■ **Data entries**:
....

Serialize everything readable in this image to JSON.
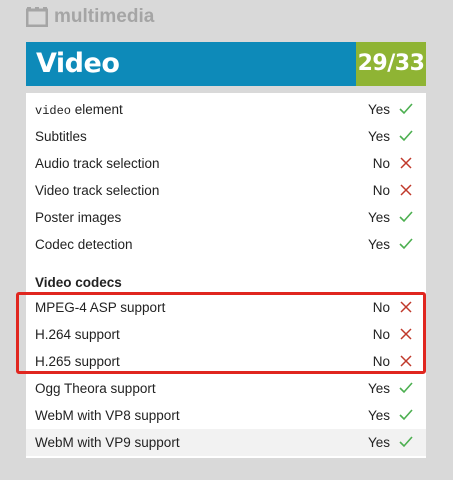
{
  "header": {
    "section_name": "multimedia",
    "icon": "film-frame-icon"
  },
  "banner": {
    "title": "Video",
    "score": "29/33",
    "colors": {
      "title_bg": "#0d8ab9",
      "score_bg": "#8fb434"
    }
  },
  "features": [
    {
      "code": "video",
      "label": " element",
      "result": "Yes",
      "status": "pass"
    },
    {
      "label": "Subtitles",
      "result": "Yes",
      "status": "pass"
    },
    {
      "label": "Audio track selection",
      "result": "No",
      "status": "fail"
    },
    {
      "label": "Video track selection",
      "result": "No",
      "status": "fail"
    },
    {
      "label": "Poster images",
      "result": "Yes",
      "status": "pass"
    },
    {
      "label": "Codec detection",
      "result": "Yes",
      "status": "pass"
    }
  ],
  "codecs": {
    "title": "Video codecs",
    "items": [
      {
        "label": "MPEG-4 ASP support",
        "result": "No",
        "status": "fail"
      },
      {
        "label": "H.264 support",
        "result": "No",
        "status": "fail"
      },
      {
        "label": "H.265 support",
        "result": "No",
        "status": "fail"
      },
      {
        "label": "Ogg Theora support",
        "result": "Yes",
        "status": "pass"
      },
      {
        "label": "WebM with VP8 support",
        "result": "Yes",
        "status": "pass"
      },
      {
        "label": "WebM with VP9 support",
        "result": "Yes",
        "status": "pass"
      }
    ]
  },
  "status_colors": {
    "pass": "#4caf50",
    "fail": "#c0392b"
  }
}
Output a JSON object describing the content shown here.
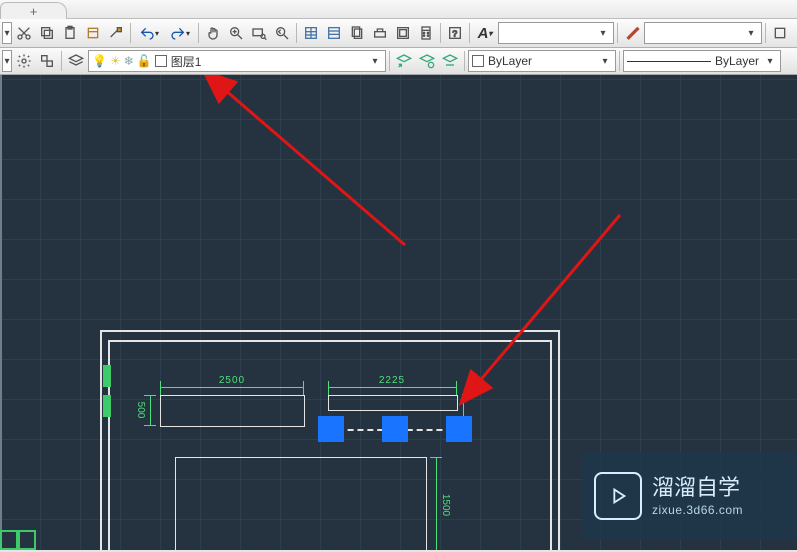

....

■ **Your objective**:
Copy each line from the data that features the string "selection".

■ **Exercise solution**:
      "label": "Audio track selection",
      "label": "Video track selection",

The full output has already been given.